How to Deal With a Friend-Jumper
Throughout the course of a lifetime, you're going to run into all different kinds of friends.
There's the emotional friend, the clingy friend, the casual friend, the friend who's always hot and cold, and so many other types of pals you'll have to wade through to find your people. But perhaps one of the most annoying type of friends is the friend-jumper.
(Mean Girls via Paramount Pictures)
Unfortunately, every group has a friend-jumper. This pal is more concerned with their social status than they are with their actual relationships. Instead of building friendships that last, they're constantly fluttering from one pal to another based on who they feel can give them the most clout in any given week.
The most annoying thing about the friend-jumper isn't that they're always hanging out on the outskirts of your group without actually belonging (though that is irritating). But the truly troublesome thing stems from their obvious lack of care for who you really are.
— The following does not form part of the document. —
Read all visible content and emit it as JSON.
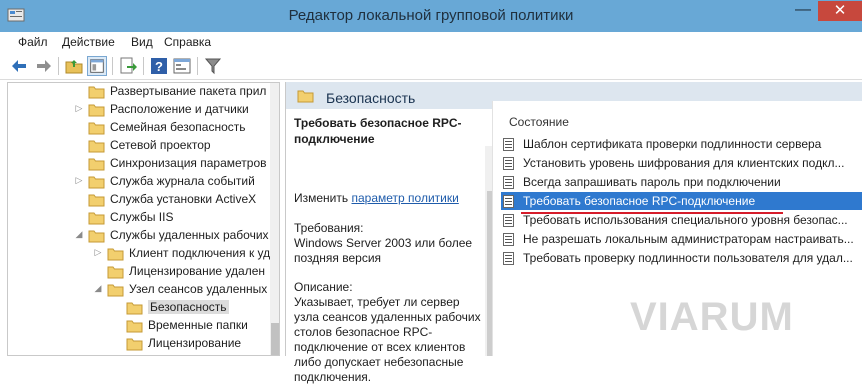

They want what you can give them—they have no interest in really getting to know you.
If you're burdened by one of these types, keep scrolling for our best tips on how to deal with a friend-jumper.
Spot Them Early
If you're dealing with a friend-jumper, you have to spot them early. Given enough time, they'll eventually work their way into your group through one avenue or another, firmly establishing themselves as a permanent leech on your time and energy. If you spot them early, however, you can keep yourself from getting too attached to their flakey personality. If you notice that one pal always seems to switch loyalties in your group, be wary. Not only does it indicate that they're not very consistent, it could mean that they're only looking out for themselves. If they can't stand by one friendship, they're showing that they're more concerned about their own well-being than they are about building trusting relationships.
(Stranger Things via Netflix)
Don't Rely on Them
Oftentimes, friend-jumpers aren't the worst people on earth. In fact, they might be totally cool pals that you actually enjoy spending time with. The problem is that you can't depend on them to be there for you when you need them. One week they're all about you and what you want to do, and the next you can barely get them to answer your texts. They're there for the big party you threw on Saturday, but they're not there for you to vent about an argument with your parents on Monday night.
Whether a friend-jumper is cool or annoying, you have to learn that you can't rely on them. By assuming they're a trustworthy person, you feed into their game. They continue to earn attention from you and your pals because you all assume that they have good intentions at heart. Part of stopping their annoying cycle is knowing you can't rely on them. Once you understand that they're not a dependable pal, your attitude towards them will change. You won't be willing to accept their behavior, which will make it much harder for them to bounce back to you when it next suits them.
While it's fine to know internally that you can't rely on a friend-jumper, you still don't want to allow them to use you. Getting all the benefits of the big events in your life without any of the work isn't really fair, and it's bound to leave you feeling irritated over time. So how do you keep yourself from feeling frustrated and used? You set boundaries.
If you're dealing with a friend-jumper, you have to learn to say no. You can't allow them to keep getting in on the fun stuff, and bailing on everything else in favor of another pal. That might mean cutting them out of your plans altogether, difficult as it may be. A friend-jumper continues their behavior because they can always find a new pal to accept them. In order to stop the cycle and end your own frustration, you have to learn to keep them at arm's length and not allow them a place in your inner circle.
(Riverdale via The CW)
Talk to Your Friends
Since the friend-jumper feeds on one person at a time, it can sometimes take a while for your group to figure out what's going on. If you're the first one to spot the problem, however, be sure to talk to your pals. It's imperative that you're all on the same page. Once you talk things through, you can all agree that this person doesn't have your best interests at heart, and you can simultaneously stop entertaining their flakey ways. If none of your friends will give them the time of day, there's no one for them to bounce to next. It may sound way harsh, but it might just be the wakeup call they need to realize they can't use people for their own benefit.
If just agreeing amongst your friends to simply stop entertaining a friend-jumper leaves a bad taste in your mouth, you could always confront them. We're all about being upfront and honest with your feelings, so confronting your flighty friend is one of our favorite options. You don't have to go all mean girl on them or call them out in front of everyone—you can simply sit them down and let them know the behaviors you've noticed that you don't really appreciate.
Chances are they'll deny, deny, deny, and insist that they really do care about you. While it might not lead anywhere, there's a slight chance that this pal will realize the error of their ways and focus on building meaningful friendships in the future. Either way, it leaves you with a clear conscience and nothing preventing you from moving on from this friend without any lingering guilt or remorse.
Looking for more advice on dealing with your pals? Click HERE for how to develop equal respect in a friendship.